*** SOURCE DATA Section Begins ***

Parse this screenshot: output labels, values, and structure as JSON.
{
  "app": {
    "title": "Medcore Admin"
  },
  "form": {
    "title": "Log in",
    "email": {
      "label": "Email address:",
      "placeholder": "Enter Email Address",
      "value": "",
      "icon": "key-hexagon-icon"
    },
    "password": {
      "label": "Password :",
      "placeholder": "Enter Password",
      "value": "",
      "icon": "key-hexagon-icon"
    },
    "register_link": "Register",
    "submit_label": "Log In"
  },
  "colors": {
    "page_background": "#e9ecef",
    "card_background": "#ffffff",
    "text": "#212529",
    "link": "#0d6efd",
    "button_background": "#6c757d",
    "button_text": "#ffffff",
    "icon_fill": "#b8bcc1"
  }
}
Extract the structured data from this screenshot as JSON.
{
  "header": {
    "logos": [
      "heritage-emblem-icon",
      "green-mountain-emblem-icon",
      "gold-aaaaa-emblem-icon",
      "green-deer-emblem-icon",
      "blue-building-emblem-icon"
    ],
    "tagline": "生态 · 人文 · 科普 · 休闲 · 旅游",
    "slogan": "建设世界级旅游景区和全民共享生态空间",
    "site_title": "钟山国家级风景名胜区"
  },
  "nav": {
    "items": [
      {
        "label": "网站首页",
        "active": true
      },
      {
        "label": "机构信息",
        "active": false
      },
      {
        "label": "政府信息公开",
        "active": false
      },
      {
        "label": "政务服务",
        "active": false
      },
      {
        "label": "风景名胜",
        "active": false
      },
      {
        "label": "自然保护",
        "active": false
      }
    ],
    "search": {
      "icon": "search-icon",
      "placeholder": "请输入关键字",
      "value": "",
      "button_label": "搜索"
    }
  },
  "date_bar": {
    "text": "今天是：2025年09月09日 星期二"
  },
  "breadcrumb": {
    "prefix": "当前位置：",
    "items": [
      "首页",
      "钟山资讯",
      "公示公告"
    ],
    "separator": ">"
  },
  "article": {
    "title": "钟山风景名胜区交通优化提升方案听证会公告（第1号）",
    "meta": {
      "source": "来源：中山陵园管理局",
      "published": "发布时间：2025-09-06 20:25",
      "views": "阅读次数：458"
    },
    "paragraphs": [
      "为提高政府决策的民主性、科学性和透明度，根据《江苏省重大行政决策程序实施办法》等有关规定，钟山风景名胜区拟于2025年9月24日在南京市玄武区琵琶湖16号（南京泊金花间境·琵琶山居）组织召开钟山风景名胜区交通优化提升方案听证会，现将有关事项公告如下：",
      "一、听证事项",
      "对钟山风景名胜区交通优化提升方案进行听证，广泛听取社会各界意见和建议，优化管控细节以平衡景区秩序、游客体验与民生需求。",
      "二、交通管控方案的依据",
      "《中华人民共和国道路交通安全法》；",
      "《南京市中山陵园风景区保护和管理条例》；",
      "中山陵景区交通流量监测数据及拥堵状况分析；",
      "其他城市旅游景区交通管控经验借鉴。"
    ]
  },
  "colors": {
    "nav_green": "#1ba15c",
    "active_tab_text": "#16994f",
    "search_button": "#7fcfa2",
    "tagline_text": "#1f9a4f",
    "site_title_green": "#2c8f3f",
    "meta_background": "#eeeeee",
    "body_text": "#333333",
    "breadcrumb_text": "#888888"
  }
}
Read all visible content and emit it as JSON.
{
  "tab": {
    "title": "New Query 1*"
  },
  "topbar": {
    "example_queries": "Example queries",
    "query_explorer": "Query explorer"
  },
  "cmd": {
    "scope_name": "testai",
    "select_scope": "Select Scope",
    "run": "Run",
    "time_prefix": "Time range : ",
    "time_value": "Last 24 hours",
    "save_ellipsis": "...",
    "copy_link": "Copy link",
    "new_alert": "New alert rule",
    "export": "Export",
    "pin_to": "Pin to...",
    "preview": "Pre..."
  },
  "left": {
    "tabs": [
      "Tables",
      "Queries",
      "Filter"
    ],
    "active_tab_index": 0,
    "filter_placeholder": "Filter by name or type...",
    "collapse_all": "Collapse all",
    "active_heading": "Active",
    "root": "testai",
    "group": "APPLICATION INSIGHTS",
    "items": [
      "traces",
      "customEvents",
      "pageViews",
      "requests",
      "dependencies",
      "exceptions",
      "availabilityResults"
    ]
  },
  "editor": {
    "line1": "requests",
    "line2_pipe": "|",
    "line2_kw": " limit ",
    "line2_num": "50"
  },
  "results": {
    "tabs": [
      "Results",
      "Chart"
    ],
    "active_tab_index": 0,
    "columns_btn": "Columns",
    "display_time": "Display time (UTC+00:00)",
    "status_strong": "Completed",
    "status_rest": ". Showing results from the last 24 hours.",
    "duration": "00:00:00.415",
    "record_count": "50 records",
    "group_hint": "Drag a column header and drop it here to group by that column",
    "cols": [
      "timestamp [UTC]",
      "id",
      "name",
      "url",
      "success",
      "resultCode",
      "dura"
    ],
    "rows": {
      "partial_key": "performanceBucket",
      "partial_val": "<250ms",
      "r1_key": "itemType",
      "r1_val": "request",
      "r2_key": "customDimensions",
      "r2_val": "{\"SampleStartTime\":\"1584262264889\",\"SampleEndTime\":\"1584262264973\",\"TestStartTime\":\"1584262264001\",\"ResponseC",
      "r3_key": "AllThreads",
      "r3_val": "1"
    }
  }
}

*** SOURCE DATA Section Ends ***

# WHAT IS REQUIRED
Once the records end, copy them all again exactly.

# RESPONSE TO THIS EXERCISE
Parse this screenshot: output labels, values, and structure as JSON.
{
  "app": {
    "title": "Medcore Admin"
  },
  "form": {
    "title": "Log in",
    "email": {
      "label": "Email address:",
      "placeholder": "Enter Email Address",
      "value": "",
      "icon": "key-hexagon-icon"
    },
    "password": {
      "label": "Password :",
      "placeholder": "Enter Password",
      "value": "",
      "icon": "key-hexagon-icon"
    },
    "register_link": "Register",
    "submit_label": "Log In"
  },
  "colors": {
    "page_background": "#e9ecef",
    "card_background": "#ffffff",
    "text": "#212529",
    "link": "#0d6efd",
    "button_background": "#6c757d",
    "button_text": "#ffffff",
    "icon_fill": "#b8bcc1"
  }
}
Extract the structured data from this screenshot as JSON.
{
  "header": {
    "logos": [
      "heritage-emblem-icon",
      "green-mountain-emblem-icon",
      "gold-aaaaa-emblem-icon",
      "green-deer-emblem-icon",
      "blue-building-emblem-icon"
    ],
    "tagline": "生态 · 人文 · 科普 · 休闲 · 旅游",
    "slogan": "建设世界级旅游景区和全民共享生态空间",
    "site_title": "钟山国家级风景名胜区"
  },
  "nav": {
    "items": [
      {
        "label": "网站首页",
        "active": true
      },
      {
        "label": "机构信息",
        "active": false
      },
      {
        "label": "政府信息公开",
        "active": false
      },
      {
        "label": "政务服务",
        "active": false
      },
      {
        "label": "风景名胜",
        "active": false
      },
      {
        "label": "自然保护",
        "active": false
      }
    ],
    "search": {
      "icon": "search-icon",
      "placeholder": "请输入关键字",
      "value": "",
      "button_label": "搜索"
    }
  },
  "date_bar": {
    "text": "今天是：2025年09月09日 星期二"
  },
  "breadcrumb": {
    "prefix": "当前位置：",
    "items": [
      "首页",
      "钟山资讯",
      "公示公告"
    ],
    "separator": ">"
  },
  "article": {
    "title": "钟山风景名胜区交通优化提升方案听证会公告（第1号）",
    "meta": {
      "source": "来源：中山陵园管理局",
      "published": "发布时间：2025-09-06 20:25",
      "views": "阅读次数：458"
    },
    "paragraphs": [
      "为提高政府决策的民主性、科学性和透明度，根据《江苏省重大行政决策程序实施办法》等有关规定，钟山风景名胜区拟于2025年9月24日在南京市玄武区琵琶湖16号（南京泊金花间境·琵琶山居）组织召开钟山风景名胜区交通优化提升方案听证会，现将有关事项公告如下：",
      "一、听证事项",
      "对钟山风景名胜区交通优化提升方案进行听证，广泛听取社会各界意见和建议，优化管控细节以平衡景区秩序、游客体验与民生需求。",
      "二、交通管控方案的依据",
      "《中华人民共和国道路交通安全法》；",
      "《南京市中山陵园风景区保护和管理条例》；",
      "中山陵景区交通流量监测数据及拥堵状况分析；",
      "其他城市旅游景区交通管控经验借鉴。"
    ]
  },
  "colors": {
    "nav_green": "#1ba15c",
    "active_tab_text": "#16994f",
    "search_button": "#7fcfa2",
    "tagline_text": "#1f9a4f",
    "site_title_green": "#2c8f3f",
    "meta_background": "#eeeeee",
    "body_text": "#333333",
    "breadcrumb_text": "#888888"
  }
}
Read all visible content and emit it as JSON.
{
  "tab": {
    "title": "New Query 1*"
  },
  "topbar": {
    "example_queries": "Example queries",
    "query_explorer": "Query explorer"
  },
  "cmd": {
    "scope_name": "testai",
    "select_scope": "Select Scope",
    "run": "Run",
    "time_prefix": "Time range : ",
    "time_value": "Last 24 hours",
    "save_ellipsis": "...",
    "copy_link": "Copy link",
    "new_alert": "New alert rule",
    "export": "Export",
    "pin_to": "Pin to...",
    "preview": "Pre..."
  },
  "left": {
    "tabs": [
      "Tables",
      "Queries",
      "Filter"
    ],
    "active_tab_index": 0,
    "filter_placeholder": "Filter by name or type...",
    "collapse_all": "Collapse all",
    "active_heading": "Active",
    "root": "testai",
    "group": "APPLICATION INSIGHTS",
    "items": [
      "traces",
      "customEvents",
      "pageViews",
      "requests",
      "dependencies",
      "exceptions",
      "availabilityResults"
    ]
  },
  "editor": {
    "line1": "requests",
    "line2_pipe": "|",
    "line2_kw": " limit ",
    "line2_num": "50"
  },
  "results": {
    "tabs": [
      "Results",
      "Chart"
    ],
    "active_tab_index": 0,
    "columns_btn": "Columns",
    "display_time": "Display time (UTC+00:00)",
    "status_strong": "Completed",
    "status_rest": ". Showing results from the last 24 hours.",
    "duration": "00:00:00.415",
    "record_count": "50 records",
    "group_hint": "Drag a column header and drop it here to group by that column",
    "cols": [
      "timestamp [UTC]",
      "id",
      "name",
      "url",
      "success",
      "resultCode",
      "dura"
    ],
    "rows": {
      "partial_key": "performanceBucket",
      "partial_val": "<250ms",
      "r1_key": "itemType",
      "r1_val": "request",
      "r2_key": "customDimensions",
      "r2_val": "{\"SampleStartTime\":\"1584262264889\",\"SampleEndTime\":\"1584262264973\",\"TestStartTime\":\"1584262264001\",\"ResponseC",
      "r3_key": "AllThreads",
      "r3_val": "1"
    }
  }
}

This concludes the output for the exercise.